* [Exercise data]
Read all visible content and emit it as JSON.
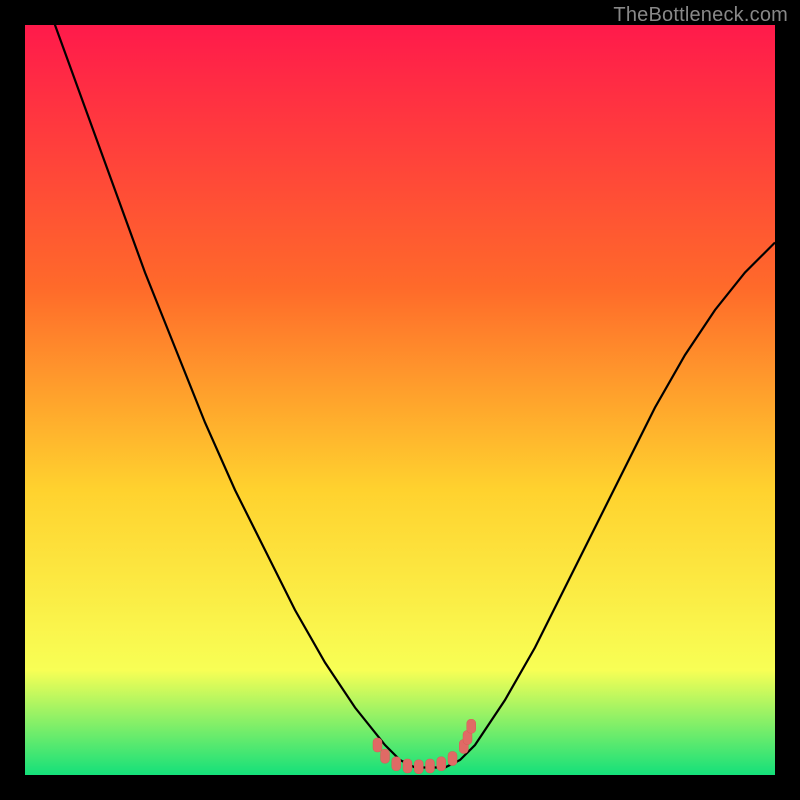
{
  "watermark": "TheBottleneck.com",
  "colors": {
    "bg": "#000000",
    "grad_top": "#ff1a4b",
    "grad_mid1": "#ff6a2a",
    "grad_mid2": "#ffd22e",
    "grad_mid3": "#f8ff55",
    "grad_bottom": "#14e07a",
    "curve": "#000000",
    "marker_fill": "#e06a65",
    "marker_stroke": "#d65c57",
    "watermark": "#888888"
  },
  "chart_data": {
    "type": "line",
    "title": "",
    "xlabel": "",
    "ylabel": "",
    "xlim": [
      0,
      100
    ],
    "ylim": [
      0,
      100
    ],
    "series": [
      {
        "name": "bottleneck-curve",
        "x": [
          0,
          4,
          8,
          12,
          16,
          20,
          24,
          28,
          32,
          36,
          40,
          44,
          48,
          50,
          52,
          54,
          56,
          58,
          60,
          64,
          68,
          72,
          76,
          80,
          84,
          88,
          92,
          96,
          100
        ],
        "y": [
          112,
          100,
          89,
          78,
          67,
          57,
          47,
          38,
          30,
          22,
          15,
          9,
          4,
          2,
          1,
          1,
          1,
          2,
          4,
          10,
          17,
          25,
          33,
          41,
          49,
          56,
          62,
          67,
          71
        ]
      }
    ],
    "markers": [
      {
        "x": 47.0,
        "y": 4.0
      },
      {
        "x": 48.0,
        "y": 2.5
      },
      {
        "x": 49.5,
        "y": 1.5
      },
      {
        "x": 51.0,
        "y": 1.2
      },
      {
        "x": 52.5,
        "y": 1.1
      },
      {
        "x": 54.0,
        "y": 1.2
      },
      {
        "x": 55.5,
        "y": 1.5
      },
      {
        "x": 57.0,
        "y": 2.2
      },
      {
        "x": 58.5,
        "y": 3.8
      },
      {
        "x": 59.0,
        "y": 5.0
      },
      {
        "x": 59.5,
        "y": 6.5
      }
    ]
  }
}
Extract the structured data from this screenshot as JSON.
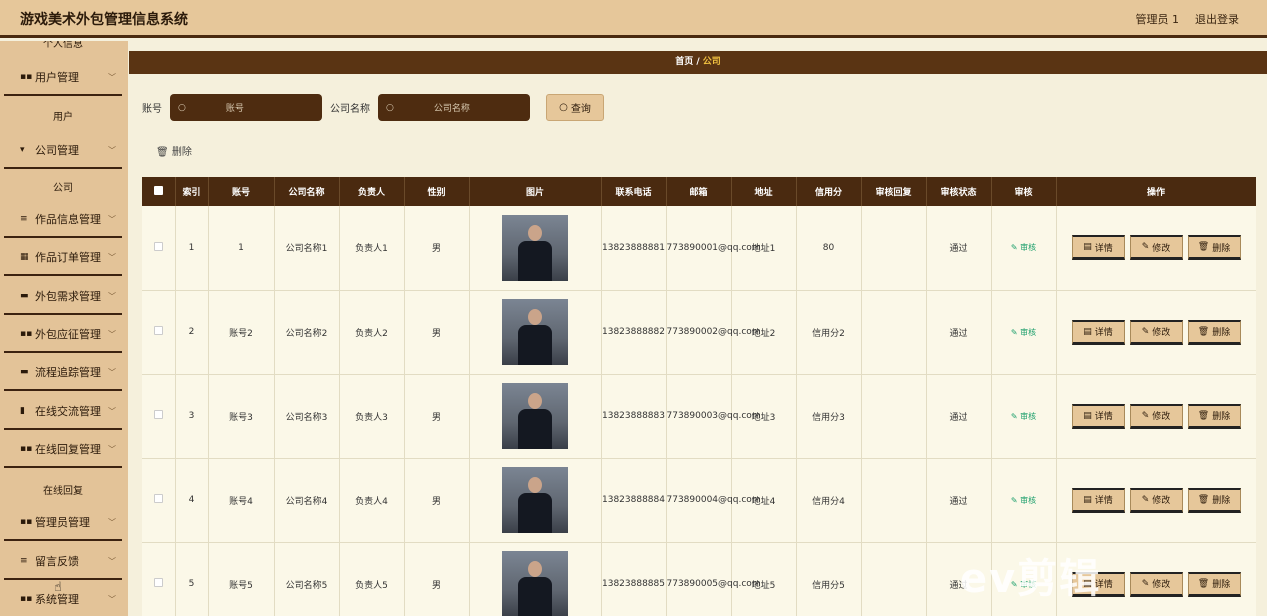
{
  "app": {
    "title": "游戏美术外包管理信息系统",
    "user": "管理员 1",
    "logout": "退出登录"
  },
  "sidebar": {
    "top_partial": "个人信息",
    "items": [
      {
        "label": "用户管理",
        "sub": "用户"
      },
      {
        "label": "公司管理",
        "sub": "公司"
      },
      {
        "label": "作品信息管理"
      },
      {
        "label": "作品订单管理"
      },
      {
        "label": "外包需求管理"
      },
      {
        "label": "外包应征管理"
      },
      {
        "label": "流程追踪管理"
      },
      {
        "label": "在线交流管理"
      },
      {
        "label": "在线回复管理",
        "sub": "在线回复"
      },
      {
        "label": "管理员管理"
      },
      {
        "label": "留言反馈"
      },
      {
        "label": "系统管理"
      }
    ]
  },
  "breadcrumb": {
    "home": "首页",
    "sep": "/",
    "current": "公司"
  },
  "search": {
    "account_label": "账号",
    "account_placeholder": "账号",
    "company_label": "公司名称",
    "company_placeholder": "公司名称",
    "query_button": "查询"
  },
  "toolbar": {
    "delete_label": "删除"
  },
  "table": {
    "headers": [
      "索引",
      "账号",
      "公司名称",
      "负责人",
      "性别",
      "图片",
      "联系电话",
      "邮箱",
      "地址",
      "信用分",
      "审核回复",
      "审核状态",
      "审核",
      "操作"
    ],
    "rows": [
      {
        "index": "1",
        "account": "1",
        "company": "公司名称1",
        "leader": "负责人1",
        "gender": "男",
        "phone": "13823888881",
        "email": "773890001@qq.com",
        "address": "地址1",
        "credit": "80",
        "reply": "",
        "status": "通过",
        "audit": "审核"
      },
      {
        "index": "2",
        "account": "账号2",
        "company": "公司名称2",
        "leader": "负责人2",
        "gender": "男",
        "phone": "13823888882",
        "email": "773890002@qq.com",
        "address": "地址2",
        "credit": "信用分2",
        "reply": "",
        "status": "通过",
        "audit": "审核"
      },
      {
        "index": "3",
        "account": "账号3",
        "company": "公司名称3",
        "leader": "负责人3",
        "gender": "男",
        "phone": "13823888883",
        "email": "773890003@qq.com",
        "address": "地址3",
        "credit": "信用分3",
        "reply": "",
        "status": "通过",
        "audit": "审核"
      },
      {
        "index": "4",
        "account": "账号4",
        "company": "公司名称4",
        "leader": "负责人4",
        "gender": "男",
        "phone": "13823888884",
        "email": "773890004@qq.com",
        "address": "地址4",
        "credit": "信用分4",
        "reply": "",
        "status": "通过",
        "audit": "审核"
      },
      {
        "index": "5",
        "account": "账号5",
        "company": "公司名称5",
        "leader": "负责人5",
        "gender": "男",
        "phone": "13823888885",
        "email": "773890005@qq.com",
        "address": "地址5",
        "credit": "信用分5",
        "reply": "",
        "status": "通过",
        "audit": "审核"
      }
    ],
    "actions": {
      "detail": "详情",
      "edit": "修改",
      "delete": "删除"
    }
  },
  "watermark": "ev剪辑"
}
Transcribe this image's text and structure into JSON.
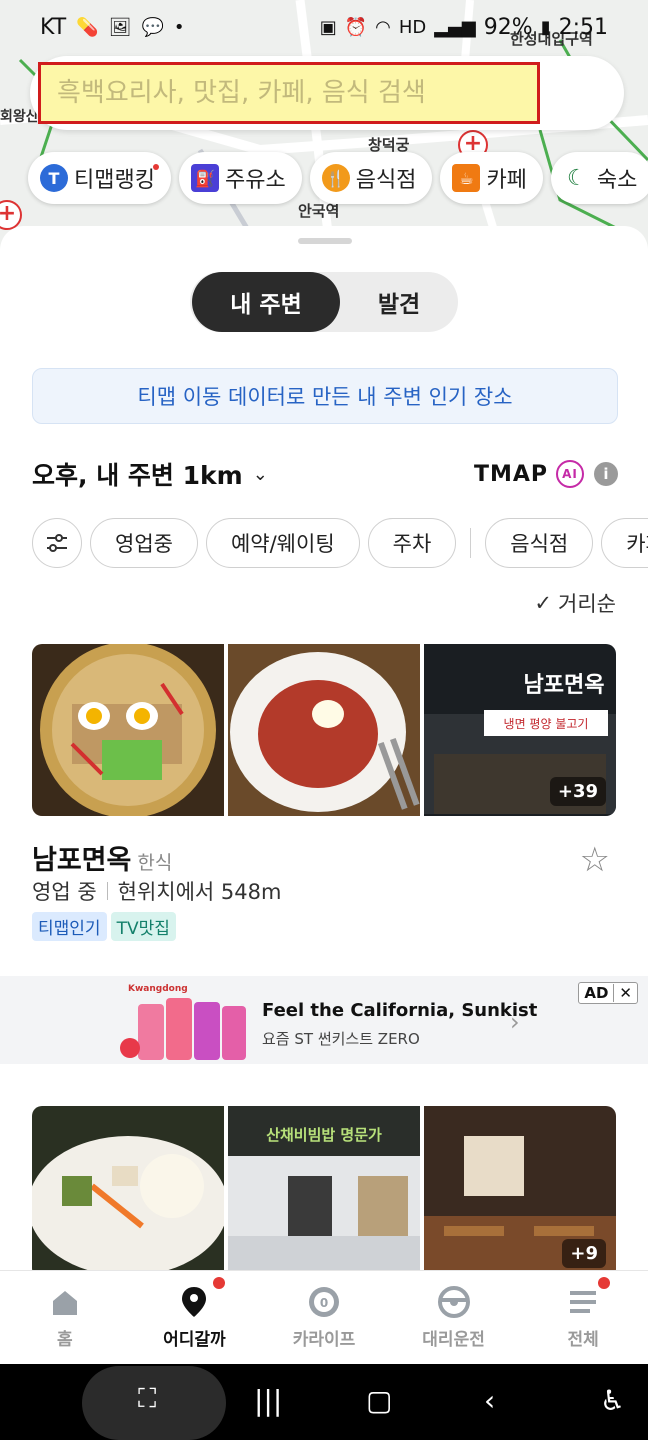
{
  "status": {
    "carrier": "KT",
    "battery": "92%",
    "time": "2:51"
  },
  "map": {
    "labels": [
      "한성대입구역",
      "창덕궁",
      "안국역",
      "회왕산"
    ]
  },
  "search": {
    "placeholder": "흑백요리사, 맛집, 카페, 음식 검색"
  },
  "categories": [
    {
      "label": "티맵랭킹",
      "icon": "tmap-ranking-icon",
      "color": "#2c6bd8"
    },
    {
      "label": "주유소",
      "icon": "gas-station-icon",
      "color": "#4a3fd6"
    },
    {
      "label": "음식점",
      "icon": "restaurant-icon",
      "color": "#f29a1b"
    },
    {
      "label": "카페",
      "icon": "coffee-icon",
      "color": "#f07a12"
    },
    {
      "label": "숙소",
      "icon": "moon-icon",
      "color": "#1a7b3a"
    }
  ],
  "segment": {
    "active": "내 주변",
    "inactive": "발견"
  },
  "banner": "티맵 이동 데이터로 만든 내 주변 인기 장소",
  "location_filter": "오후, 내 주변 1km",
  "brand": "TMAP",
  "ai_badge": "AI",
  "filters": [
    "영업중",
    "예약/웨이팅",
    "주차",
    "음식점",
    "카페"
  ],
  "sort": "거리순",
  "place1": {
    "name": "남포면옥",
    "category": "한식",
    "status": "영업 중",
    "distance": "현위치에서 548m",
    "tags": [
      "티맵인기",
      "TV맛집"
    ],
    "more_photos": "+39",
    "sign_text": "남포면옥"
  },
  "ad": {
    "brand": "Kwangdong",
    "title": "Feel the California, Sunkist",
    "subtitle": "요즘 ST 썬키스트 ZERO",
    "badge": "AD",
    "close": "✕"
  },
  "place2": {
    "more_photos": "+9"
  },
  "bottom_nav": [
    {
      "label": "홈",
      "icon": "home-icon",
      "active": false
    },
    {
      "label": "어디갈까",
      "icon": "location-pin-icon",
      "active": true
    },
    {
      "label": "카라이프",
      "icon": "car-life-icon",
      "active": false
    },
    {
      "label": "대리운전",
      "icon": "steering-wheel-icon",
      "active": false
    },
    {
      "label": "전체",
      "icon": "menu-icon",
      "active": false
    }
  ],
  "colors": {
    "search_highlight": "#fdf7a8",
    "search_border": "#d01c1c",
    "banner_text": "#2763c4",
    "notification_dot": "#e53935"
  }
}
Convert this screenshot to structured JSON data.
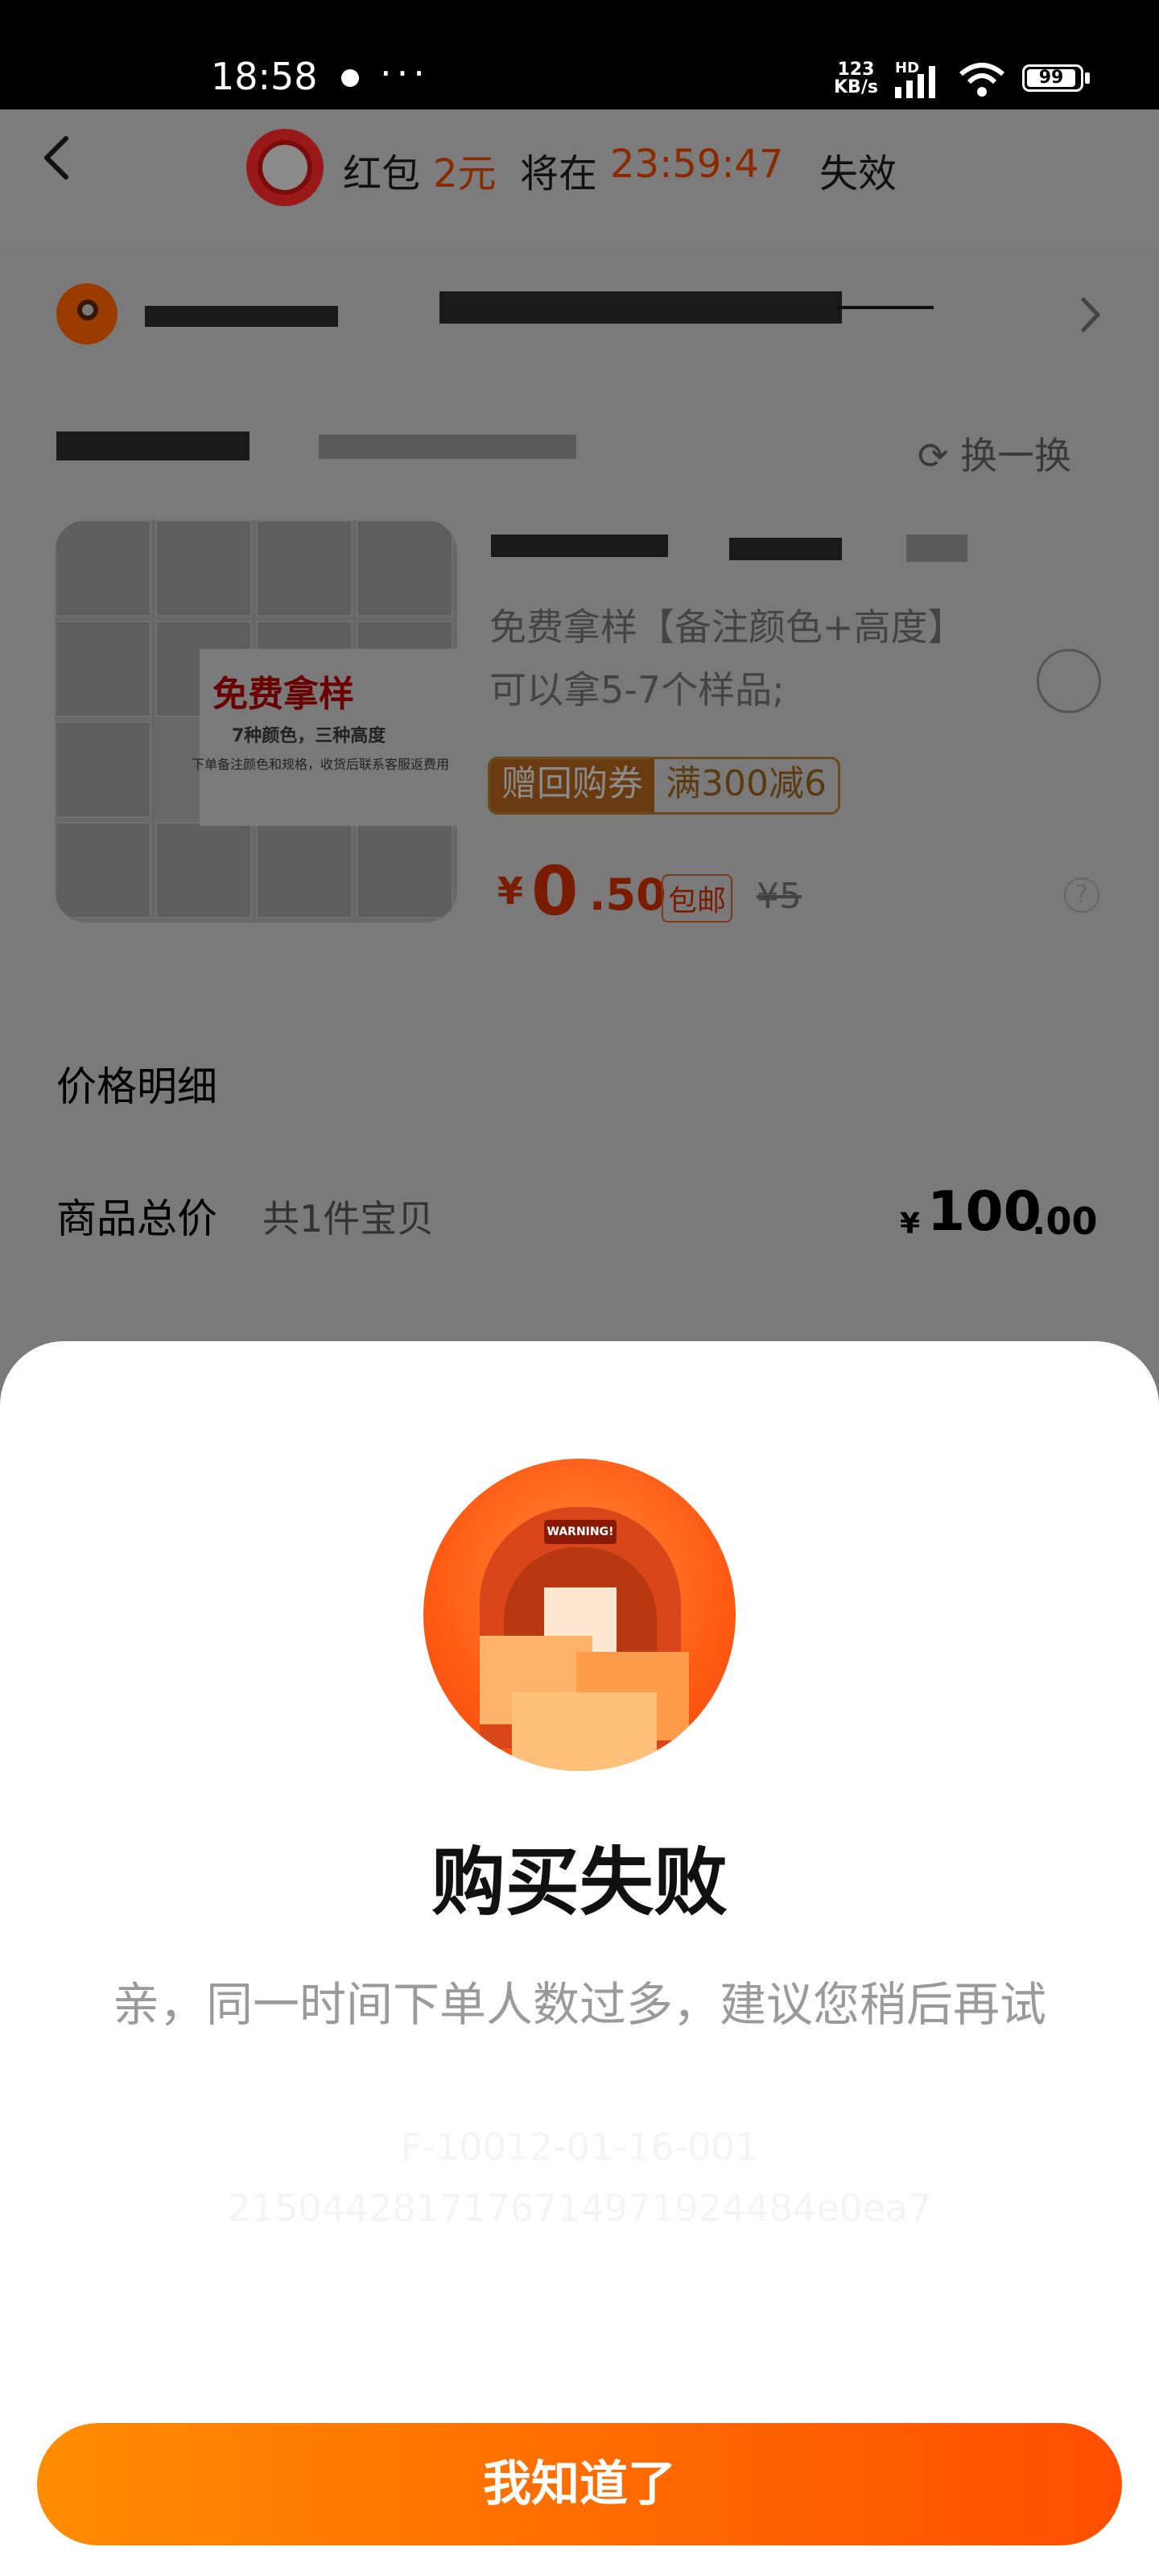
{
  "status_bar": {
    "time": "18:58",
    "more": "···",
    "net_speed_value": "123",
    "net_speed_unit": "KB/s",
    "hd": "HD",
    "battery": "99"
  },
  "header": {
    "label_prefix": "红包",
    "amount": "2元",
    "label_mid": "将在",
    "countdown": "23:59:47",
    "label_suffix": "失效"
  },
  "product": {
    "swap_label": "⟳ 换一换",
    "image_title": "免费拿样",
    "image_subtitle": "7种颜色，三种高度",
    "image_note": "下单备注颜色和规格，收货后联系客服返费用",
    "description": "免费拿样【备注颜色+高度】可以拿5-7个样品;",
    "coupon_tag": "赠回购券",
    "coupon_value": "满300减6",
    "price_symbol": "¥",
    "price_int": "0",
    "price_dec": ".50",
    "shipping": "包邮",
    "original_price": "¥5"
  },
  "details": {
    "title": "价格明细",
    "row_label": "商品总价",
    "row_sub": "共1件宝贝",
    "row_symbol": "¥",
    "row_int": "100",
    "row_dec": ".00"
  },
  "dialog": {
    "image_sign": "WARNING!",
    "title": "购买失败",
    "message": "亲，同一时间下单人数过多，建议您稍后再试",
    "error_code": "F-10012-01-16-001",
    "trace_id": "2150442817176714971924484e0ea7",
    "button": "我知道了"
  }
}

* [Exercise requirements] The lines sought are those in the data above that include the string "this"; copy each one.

* [Solved exercise]
Extract the structured data from this screenshot as JSON.
Transcribe this image's text and structure into JSON.
Convert this screenshot to structured JSON data.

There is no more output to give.